Monday, January 19, 2009
Immigration reform has been a hot topic for the past few years and government programs such as EVerify are working toward ensuring employers are able to remain in top form during audits by the government. As the economic crisis wages on, however, immigration and reform have been pushed to the back burner.
Our nation's capital is gearing up for an unprecedented inauguration for the first black president who promises of change have inspired millions, many questions are lingering in the air. His plate is fuller than any other president inaugurated before him and at the bottom of the piles lies immigration.
During his campaign days, Obama said, "we are a nation of law, as well as a nation of immigrants." His dedication to representing both sides of the issue is clear, what is not clear is how he will change or support policies that are already in place.
Until that unforeseeable time, employers should sit tight with laws already on the books:
• Verify. Complete I-9 employment verification forms for every employee hired after November 6, 1986. Periodic audits are advisable to ensure that the forms are properly completed and updated if necessary.

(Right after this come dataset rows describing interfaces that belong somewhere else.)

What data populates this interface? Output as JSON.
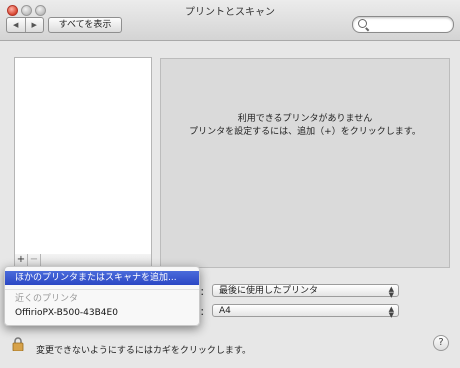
{
  "window": {
    "title": "プリントとスキャン"
  },
  "toolbar": {
    "back": "◀",
    "forward": "▶",
    "show_all": "すべてを表示",
    "search_placeholder": ""
  },
  "printer_list": {
    "add": "+",
    "remove": "−"
  },
  "detail": {
    "line1": "利用できるプリンタがありません",
    "line2": "プリンタを設定するには、追加（+）をクリックします。"
  },
  "settings": {
    "default_printer_label_suffix": "：",
    "default_printer_value": "最後に使用したプリンタ",
    "paper_size_label_suffix": "：",
    "paper_size_value": "A4"
  },
  "footer": {
    "lock_text": "変更できないようにするにはカギをクリックします。",
    "help": "?"
  },
  "add_menu": {
    "add_other": "ほかのプリンタまたはスキャナを追加...",
    "nearby_header": "近くのプリンタ",
    "nearby_printer": "OffirioPX-B500-43B4E0"
  },
  "colors": {
    "highlight": "#2b47c4",
    "close": "#d8452f"
  }
}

• Document. Document. Document. Ensure all reasonable and lawful efforts to resolve any employment verification issues are documented, such as a new hire's failure to produce documents within the first three days of work, receipt of social security mismatch letters, or confirmed reports of unauthorized workers. Employers must follow-up to resolve the issue within a reasonable time period, or the employee must be terminated.
• Follow for one, for all. Stick to the same employment verification policies and procedures for all employees, regardless of national origin or citizenship status.
• Keep tabs. Set reminders on priority dates for employees with pending permanent residency applications, and be on the lookout for H-1B filing dates subject to the quota.
• Sign-up for E-Verify. Consider participating in E-Verify to benefit from certain immigration programs, such as permitting employment of certain post-graduates for an increased period of employment authorization